■ Exercise data ■

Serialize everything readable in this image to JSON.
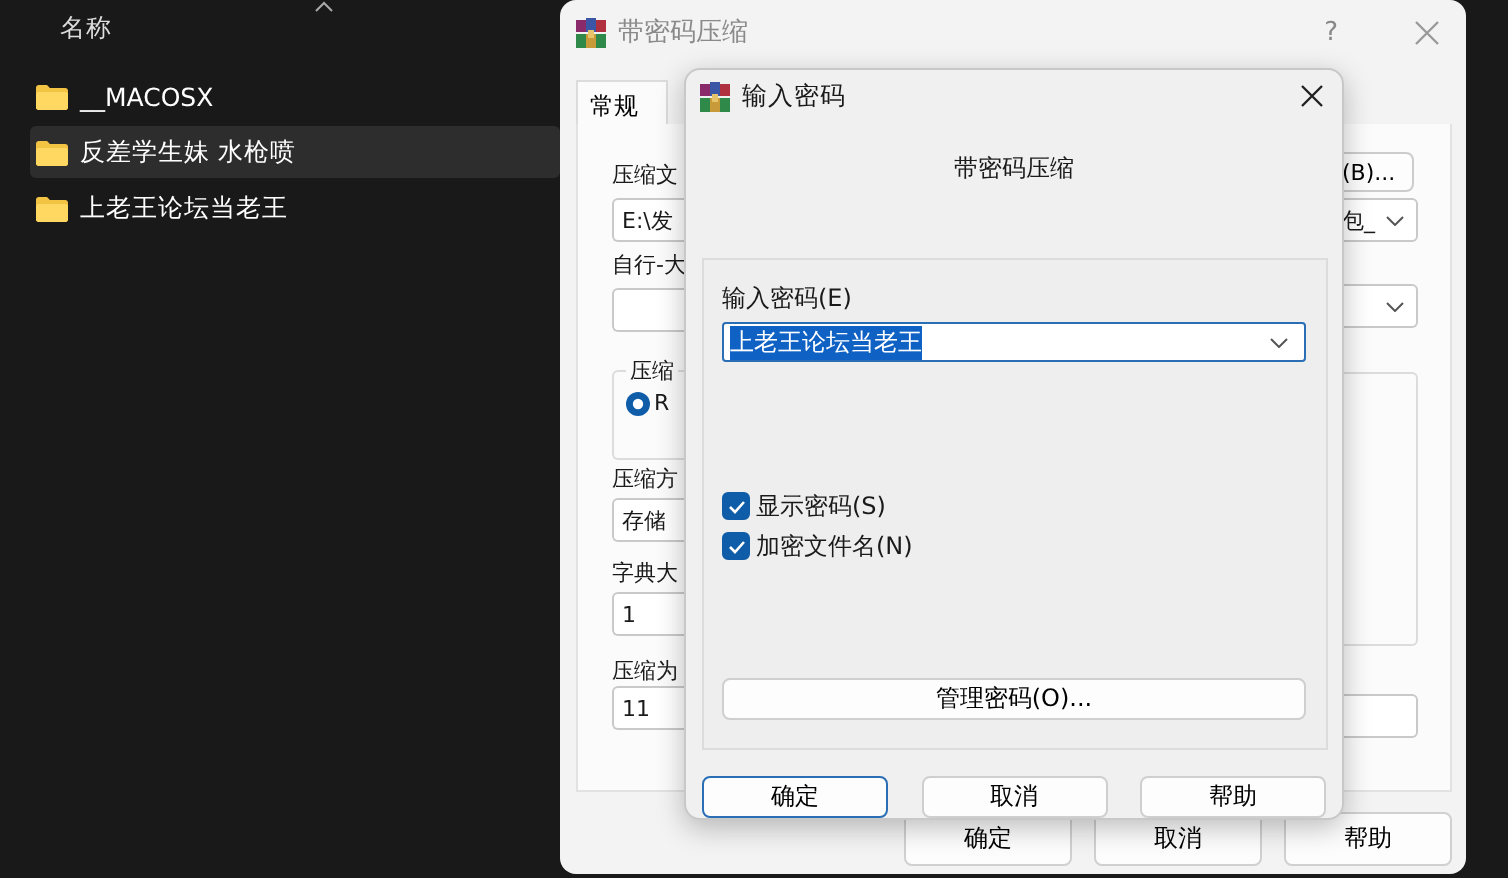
{
  "explorer": {
    "column_header": "名称",
    "items": [
      {
        "name": "__MACOSX",
        "selected": false
      },
      {
        "name": "反差学生妹 水枪喷",
        "selected": true
      },
      {
        "name": "上老王论坛当老王",
        "selected": false
      }
    ]
  },
  "archive_window": {
    "title": "带密码压缩",
    "help": "?",
    "tabs": [
      {
        "label": "常规",
        "selected": true
      }
    ],
    "archive_label": "压缩文",
    "browse_button": "(B)...",
    "archive_path": "E:\\发",
    "update_mode": "包_",
    "profile_label": "自行-大",
    "format_group": {
      "label": "压缩",
      "options": [
        {
          "label": "R",
          "selected": true
        }
      ]
    },
    "method_label": "压缩方",
    "method": "存储",
    "dictionary_label": "字典大",
    "dictionary": "1",
    "volume_label": "压缩为",
    "volume": "11",
    "buttons": [
      "确定",
      "取消",
      "帮助"
    ]
  },
  "password_dialog": {
    "title": "输入密码",
    "heading": "带密码压缩",
    "password_label": "输入密码(E)",
    "password": "上老王论坛当老王",
    "options": [
      {
        "label": "显示密码(S)",
        "checked": true
      },
      {
        "label": "加密文件名(N)",
        "checked": true
      }
    ],
    "manage_button": "管理密码(O)...",
    "buttons": [
      {
        "label": "确定",
        "default": true
      },
      {
        "label": "取消",
        "default": false
      },
      {
        "label": "帮助",
        "default": false
      }
    ]
  }
}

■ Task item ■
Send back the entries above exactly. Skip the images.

■ Exercise solution ■
Serialize everything readable in this image to JSON.
{
  "explorer": {
    "column_header": "名称",
    "items": [
      {
        "name": "__MACOSX",
        "selected": false
      },
      {
        "name": "反差学生妹 水枪喷",
        "selected": true
      },
      {
        "name": "上老王论坛当老王",
        "selected": false
      }
    ]
  },
  "archive_window": {
    "title": "带密码压缩",
    "help": "?",
    "tabs": [
      {
        "label": "常规",
        "selected": true
      }
    ],
    "archive_label": "压缩文",
    "browse_button": "(B)...",
    "archive_path": "E:\\发",
    "update_mode": "包_",
    "profile_label": "自行-大",
    "format_group": {
      "label": "压缩",
      "options": [
        {
          "label": "R",
          "selected": true
        }
      ]
    },
    "method_label": "压缩方",
    "method": "存储",
    "dictionary_label": "字典大",
    "dictionary": "1",
    "volume_label": "压缩为",
    "volume": "11",
    "buttons": [
      "确定",
      "取消",
      "帮助"
    ]
  },
  "password_dialog": {
    "title": "输入密码",
    "heading": "带密码压缩",
    "password_label": "输入密码(E)",
    "password": "上老王论坛当老王",
    "options": [
      {
        "label": "显示密码(S)",
        "checked": true
      },
      {
        "label": "加密文件名(N)",
        "checked": true
      }
    ],
    "manage_button": "管理密码(O)...",
    "buttons": [
      {
        "label": "确定",
        "default": true
      },
      {
        "label": "取消",
        "default": false
      },
      {
        "label": "帮助",
        "default": false
      }
    ]
  }
}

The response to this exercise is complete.